Exercise objective ▸ All the entries below should be reproduced exactly.

Information given ▸
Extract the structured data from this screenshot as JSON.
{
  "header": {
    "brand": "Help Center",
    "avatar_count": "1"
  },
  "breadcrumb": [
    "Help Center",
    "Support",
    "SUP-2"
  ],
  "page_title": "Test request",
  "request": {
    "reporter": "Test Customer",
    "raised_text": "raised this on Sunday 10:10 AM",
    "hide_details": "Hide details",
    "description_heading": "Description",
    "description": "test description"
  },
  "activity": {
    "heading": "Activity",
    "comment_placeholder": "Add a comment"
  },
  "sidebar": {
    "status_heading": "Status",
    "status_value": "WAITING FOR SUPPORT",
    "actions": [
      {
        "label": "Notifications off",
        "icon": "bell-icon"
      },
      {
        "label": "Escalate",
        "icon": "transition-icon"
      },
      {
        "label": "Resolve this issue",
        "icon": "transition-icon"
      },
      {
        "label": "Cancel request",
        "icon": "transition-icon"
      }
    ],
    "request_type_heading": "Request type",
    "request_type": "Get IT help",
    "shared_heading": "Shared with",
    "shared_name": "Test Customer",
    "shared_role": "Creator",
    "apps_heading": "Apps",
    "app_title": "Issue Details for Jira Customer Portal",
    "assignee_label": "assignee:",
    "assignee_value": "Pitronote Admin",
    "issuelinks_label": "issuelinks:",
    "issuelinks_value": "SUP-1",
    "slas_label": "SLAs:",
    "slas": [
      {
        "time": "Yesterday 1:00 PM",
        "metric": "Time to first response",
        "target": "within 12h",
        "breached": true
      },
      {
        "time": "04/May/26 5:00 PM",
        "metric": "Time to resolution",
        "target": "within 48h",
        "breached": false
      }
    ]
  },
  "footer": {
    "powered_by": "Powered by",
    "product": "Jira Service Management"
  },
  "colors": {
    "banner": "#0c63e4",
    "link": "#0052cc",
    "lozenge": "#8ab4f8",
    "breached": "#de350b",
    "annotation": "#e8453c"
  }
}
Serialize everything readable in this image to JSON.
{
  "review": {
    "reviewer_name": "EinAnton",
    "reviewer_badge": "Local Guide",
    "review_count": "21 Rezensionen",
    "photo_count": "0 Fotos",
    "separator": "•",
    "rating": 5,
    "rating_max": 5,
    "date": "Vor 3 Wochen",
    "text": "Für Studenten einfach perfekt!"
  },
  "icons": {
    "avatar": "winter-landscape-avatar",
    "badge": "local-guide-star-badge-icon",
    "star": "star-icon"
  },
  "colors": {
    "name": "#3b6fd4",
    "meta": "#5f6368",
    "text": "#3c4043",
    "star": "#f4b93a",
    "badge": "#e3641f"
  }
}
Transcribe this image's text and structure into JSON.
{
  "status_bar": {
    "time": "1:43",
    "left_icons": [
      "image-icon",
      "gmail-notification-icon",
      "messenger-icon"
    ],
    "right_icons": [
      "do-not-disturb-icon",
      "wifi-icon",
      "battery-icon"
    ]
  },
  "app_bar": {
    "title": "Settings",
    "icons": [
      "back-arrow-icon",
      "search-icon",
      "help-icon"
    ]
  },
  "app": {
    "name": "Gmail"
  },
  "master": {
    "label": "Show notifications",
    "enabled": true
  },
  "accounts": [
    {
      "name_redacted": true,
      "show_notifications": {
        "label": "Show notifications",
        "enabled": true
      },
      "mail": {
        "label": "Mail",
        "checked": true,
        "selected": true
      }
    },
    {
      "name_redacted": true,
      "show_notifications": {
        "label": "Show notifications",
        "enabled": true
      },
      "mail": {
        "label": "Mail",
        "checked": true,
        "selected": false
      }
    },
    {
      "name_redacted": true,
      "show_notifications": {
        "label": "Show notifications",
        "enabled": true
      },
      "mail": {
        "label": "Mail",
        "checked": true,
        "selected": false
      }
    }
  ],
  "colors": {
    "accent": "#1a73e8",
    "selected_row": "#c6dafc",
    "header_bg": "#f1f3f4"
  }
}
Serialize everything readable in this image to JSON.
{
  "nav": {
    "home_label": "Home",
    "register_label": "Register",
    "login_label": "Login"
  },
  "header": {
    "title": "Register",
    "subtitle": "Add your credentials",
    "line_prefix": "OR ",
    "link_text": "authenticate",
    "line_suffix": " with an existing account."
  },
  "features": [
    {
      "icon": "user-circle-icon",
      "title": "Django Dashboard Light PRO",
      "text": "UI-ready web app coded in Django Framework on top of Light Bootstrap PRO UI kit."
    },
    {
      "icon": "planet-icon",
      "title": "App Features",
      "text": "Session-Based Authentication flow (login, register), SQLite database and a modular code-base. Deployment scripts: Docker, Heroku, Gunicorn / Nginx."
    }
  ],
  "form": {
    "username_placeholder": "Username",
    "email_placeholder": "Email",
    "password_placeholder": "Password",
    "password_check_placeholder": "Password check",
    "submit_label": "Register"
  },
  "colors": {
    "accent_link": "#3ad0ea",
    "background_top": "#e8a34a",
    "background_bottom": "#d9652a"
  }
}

Answer for this exercise ▸
Extract the structured data from this screenshot as JSON.
{
  "header": {
    "brand": "Help Center",
    "avatar_count": "1"
  },
  "breadcrumb": [
    "Help Center",
    "Support",
    "SUP-2"
  ],
  "page_title": "Test request",
  "request": {
    "reporter": "Test Customer",
    "raised_text": "raised this on Sunday 10:10 AM",
    "hide_details": "Hide details",
    "description_heading": "Description",
    "description": "test description"
  },
  "activity": {
    "heading": "Activity",
    "comment_placeholder": "Add a comment"
  },
  "sidebar": {
    "status_heading": "Status",
    "status_value": "WAITING FOR SUPPORT",
    "actions": [
      {
        "label": "Notifications off",
        "icon": "bell-icon"
      },
      {
        "label": "Escalate",
        "icon": "transition-icon"
      },
      {
        "label": "Resolve this issue",
        "icon": "transition-icon"
      },
      {
        "label": "Cancel request",
        "icon": "transition-icon"
      }
    ],
    "request_type_heading": "Request type",
    "request_type": "Get IT help",
    "shared_heading": "Shared with",
    "shared_name": "Test Customer",
    "shared_role": "Creator",
    "apps_heading": "Apps",
    "app_title": "Issue Details for Jira Customer Portal",
    "assignee_label": "assignee:",
    "assignee_value": "Pitronote Admin",
    "issuelinks_label": "issuelinks:",
    "issuelinks_value": "SUP-1",
    "slas_label": "SLAs:",
    "slas": [
      {
        "time": "Yesterday 1:00 PM",
        "metric": "Time to first response",
        "target": "within 12h",
        "breached": true
      },
      {
        "time": "04/May/26 5:00 PM",
        "metric": "Time to resolution",
        "target": "within 48h",
        "breached": false
      }
    ]
  },
  "footer": {
    "powered_by": "Powered by",
    "product": "Jira Service Management"
  },
  "colors": {
    "banner": "#0c63e4",
    "link": "#0052cc",
    "lozenge": "#8ab4f8",
    "breached": "#de350b",
    "annotation": "#e8453c"
  }
}
Serialize everything readable in this image to JSON.
{
  "review": {
    "reviewer_name": "EinAnton",
    "reviewer_badge": "Local Guide",
    "review_count": "21 Rezensionen",
    "photo_count": "0 Fotos",
    "separator": "•",
    "rating": 5,
    "rating_max": 5,
    "date": "Vor 3 Wochen",
    "text": "Für Studenten einfach perfekt!"
  },
  "icons": {
    "avatar": "winter-landscape-avatar",
    "badge": "local-guide-star-badge-icon",
    "star": "star-icon"
  },
  "colors": {
    "name": "#3b6fd4",
    "meta": "#5f6368",
    "text": "#3c4043",
    "star": "#f4b93a",
    "badge": "#e3641f"
  }
}
Transcribe this image's text and structure into JSON.
{
  "status_bar": {
    "time": "1:43",
    "left_icons": [
      "image-icon",
      "gmail-notification-icon",
      "messenger-icon"
    ],
    "right_icons": [
      "do-not-disturb-icon",
      "wifi-icon",
      "battery-icon"
    ]
  },
  "app_bar": {
    "title": "Settings",
    "icons": [
      "back-arrow-icon",
      "search-icon",
      "help-icon"
    ]
  },
  "app": {
    "name": "Gmail"
  },
  "master": {
    "label": "Show notifications",
    "enabled": true
  },
  "accounts": [
    {
      "name_redacted": true,
      "show_notifications": {
        "label": "Show notifications",
        "enabled": true
      },
      "mail": {
        "label": "Mail",
        "checked": true,
        "selected": true
      }
    },
    {
      "name_redacted": true,
      "show_notifications": {
        "label": "Show notifications",
        "enabled": true
      },
      "mail": {
        "label": "Mail",
        "checked": true,
        "selected": false
      }
    },
    {
      "name_redacted": true,
      "show_notifications": {
        "label": "Show notifications",
        "enabled": true
      },
      "mail": {
        "label": "Mail",
        "checked": true,
        "selected": false
      }
    }
  ],
  "colors": {
    "accent": "#1a73e8",
    "selected_row": "#c6dafc",
    "header_bg": "#f1f3f4"
  }
}
Serialize everything readable in this image to JSON.
{
  "nav": {
    "home_label": "Home",
    "register_label": "Register",
    "login_label": "Login"
  },
  "header": {
    "title": "Register",
    "subtitle": "Add your credentials",
    "line_prefix": "OR ",
    "link_text": "authenticate",
    "line_suffix": " with an existing account."
  },
  "features": [
    {
      "icon": "user-circle-icon",
      "title": "Django Dashboard Light PRO",
      "text": "UI-ready web app coded in Django Framework on top of Light Bootstrap PRO UI kit."
    },
    {
      "icon": "planet-icon",
      "title": "App Features",
      "text": "Session-Based Authentication flow (login, register), SQLite database and a modular code-base. Deployment scripts: Docker, Heroku, Gunicorn / Nginx."
    }
  ],
  "form": {
    "username_placeholder": "Username",
    "email_placeholder": "Email",
    "password_placeholder": "Password",
    "password_check_placeholder": "Password check",
    "submit_label": "Register"
  },
  "colors": {
    "accent_link": "#3ad0ea",
    "background_top": "#e8a34a",
    "background_bottom": "#d9652a"
  }
}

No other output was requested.